* [Task statement] Count lines holding the string "dakika" in the data that follows. Reply with one number only.

Stored data entries:
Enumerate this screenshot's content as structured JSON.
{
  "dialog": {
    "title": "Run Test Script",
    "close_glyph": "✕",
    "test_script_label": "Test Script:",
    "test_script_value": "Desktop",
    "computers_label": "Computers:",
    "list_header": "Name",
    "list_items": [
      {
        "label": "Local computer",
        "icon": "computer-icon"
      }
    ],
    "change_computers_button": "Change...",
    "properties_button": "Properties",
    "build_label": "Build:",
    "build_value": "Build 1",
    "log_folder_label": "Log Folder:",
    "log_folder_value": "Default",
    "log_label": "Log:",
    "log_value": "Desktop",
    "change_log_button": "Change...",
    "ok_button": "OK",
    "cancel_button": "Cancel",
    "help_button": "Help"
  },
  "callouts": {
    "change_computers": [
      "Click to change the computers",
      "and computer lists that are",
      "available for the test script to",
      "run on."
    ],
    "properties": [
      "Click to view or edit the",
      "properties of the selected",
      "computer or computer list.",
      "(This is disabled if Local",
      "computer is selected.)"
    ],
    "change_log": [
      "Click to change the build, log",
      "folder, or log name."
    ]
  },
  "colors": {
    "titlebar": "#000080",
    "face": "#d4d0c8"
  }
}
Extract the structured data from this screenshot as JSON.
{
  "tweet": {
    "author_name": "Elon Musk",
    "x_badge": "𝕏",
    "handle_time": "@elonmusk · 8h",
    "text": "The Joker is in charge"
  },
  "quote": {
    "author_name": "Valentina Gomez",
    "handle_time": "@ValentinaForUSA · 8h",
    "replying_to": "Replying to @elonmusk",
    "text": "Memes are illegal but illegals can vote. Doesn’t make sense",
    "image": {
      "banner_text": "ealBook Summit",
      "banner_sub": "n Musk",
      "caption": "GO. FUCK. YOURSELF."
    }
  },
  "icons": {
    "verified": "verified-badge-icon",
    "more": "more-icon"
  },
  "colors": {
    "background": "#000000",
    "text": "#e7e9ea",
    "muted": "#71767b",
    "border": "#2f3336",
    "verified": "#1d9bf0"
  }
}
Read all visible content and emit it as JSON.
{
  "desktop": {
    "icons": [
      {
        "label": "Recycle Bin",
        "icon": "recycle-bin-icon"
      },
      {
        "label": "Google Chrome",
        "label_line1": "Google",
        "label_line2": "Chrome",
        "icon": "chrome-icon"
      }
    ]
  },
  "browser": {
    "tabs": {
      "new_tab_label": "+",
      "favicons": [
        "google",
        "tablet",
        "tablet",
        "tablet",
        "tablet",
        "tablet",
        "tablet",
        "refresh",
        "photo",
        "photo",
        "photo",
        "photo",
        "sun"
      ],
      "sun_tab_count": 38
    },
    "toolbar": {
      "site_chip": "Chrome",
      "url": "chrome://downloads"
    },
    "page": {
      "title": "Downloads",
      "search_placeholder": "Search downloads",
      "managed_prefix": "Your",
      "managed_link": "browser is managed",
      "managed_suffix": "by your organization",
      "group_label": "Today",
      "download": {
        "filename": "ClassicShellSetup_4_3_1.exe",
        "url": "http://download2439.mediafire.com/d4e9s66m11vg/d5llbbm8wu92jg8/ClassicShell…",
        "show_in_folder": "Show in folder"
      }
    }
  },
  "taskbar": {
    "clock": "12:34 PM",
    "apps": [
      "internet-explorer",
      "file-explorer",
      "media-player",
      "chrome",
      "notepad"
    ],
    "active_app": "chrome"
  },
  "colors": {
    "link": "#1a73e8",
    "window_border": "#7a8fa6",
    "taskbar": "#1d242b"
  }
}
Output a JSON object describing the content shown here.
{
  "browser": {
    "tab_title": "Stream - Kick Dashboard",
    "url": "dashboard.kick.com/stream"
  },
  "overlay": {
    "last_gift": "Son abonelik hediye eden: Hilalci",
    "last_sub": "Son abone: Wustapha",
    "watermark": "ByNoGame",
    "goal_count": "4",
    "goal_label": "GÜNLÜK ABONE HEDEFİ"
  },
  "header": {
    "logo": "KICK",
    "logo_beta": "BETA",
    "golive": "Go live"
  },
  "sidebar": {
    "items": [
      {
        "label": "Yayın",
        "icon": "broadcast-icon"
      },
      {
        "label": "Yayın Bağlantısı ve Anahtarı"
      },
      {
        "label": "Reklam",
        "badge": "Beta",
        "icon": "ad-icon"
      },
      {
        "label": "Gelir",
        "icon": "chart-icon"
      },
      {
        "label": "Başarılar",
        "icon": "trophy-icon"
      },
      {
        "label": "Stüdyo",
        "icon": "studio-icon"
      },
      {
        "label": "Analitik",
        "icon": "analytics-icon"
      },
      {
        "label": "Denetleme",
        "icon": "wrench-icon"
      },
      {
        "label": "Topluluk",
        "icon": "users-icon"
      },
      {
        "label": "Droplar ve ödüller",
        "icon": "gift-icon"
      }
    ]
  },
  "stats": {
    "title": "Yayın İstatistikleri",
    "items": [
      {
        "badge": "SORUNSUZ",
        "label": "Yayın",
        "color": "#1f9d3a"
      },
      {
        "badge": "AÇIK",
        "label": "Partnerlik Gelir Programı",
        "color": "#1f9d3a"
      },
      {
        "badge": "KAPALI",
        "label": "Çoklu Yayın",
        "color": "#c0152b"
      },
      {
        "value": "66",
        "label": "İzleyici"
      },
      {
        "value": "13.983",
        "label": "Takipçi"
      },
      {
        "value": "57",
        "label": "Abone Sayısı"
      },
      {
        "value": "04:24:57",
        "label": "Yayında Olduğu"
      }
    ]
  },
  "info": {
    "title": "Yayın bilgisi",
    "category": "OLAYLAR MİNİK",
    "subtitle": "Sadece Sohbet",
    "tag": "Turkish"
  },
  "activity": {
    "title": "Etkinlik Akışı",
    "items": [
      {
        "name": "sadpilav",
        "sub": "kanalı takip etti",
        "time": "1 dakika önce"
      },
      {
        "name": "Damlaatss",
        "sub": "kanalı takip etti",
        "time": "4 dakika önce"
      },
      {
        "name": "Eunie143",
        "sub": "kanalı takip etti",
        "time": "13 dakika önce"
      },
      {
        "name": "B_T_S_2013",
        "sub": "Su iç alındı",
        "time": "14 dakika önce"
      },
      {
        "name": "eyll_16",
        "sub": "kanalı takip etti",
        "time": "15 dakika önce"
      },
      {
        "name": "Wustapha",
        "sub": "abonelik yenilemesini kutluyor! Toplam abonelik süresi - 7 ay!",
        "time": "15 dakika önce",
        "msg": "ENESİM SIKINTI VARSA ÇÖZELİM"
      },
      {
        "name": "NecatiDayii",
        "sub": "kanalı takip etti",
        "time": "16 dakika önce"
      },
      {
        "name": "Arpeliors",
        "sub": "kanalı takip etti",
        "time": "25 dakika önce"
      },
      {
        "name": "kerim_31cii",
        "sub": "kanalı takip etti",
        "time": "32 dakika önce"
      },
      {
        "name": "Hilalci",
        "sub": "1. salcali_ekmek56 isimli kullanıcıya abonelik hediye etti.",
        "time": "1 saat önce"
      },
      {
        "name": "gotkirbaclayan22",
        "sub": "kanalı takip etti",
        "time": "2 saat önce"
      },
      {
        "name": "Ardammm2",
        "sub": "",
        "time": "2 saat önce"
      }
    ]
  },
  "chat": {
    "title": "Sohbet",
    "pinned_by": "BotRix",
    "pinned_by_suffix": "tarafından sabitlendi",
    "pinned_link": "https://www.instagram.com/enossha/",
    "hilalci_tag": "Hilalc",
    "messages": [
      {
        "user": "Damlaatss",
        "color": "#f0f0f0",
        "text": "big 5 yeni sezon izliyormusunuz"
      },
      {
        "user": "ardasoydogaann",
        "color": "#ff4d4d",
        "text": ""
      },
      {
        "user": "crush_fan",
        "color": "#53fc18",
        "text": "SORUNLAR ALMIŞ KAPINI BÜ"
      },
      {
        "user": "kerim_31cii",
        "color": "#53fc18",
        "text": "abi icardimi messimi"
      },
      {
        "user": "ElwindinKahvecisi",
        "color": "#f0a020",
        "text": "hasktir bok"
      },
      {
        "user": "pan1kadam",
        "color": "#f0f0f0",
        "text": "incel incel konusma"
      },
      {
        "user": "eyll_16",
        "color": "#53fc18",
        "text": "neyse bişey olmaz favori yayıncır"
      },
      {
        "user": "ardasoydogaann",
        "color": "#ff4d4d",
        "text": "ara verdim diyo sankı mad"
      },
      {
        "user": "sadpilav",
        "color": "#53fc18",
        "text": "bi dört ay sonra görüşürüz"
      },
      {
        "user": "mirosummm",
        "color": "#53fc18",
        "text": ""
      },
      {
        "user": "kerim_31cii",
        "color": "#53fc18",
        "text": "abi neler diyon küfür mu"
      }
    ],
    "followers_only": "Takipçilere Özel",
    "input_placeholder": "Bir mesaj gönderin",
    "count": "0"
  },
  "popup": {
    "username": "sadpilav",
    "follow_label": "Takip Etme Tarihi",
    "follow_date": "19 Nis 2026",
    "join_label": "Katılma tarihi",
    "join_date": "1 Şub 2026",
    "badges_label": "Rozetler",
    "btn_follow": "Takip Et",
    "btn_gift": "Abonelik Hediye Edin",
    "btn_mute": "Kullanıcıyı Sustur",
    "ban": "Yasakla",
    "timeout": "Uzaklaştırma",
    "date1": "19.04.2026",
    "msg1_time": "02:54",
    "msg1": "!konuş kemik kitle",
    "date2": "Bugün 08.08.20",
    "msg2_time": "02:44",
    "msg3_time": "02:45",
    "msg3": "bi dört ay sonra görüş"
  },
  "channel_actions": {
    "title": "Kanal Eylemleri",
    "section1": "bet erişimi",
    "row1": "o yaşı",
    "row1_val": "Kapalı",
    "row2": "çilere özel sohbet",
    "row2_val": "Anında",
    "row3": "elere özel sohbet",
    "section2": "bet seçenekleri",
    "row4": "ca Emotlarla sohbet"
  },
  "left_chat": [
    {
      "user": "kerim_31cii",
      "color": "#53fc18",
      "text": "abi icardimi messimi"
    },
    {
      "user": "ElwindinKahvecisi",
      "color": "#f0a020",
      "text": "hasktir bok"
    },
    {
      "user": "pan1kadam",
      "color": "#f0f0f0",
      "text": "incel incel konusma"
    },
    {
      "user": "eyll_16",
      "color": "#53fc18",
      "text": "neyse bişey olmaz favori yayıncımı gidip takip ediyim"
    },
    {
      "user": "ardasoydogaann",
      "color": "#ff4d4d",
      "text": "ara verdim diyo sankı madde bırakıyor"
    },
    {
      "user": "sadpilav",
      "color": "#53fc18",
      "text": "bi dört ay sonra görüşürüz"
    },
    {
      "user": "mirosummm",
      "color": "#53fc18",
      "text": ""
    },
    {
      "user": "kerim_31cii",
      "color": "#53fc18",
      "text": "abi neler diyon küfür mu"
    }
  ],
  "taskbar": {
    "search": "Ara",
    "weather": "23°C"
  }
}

* [Solution for this exercise] 9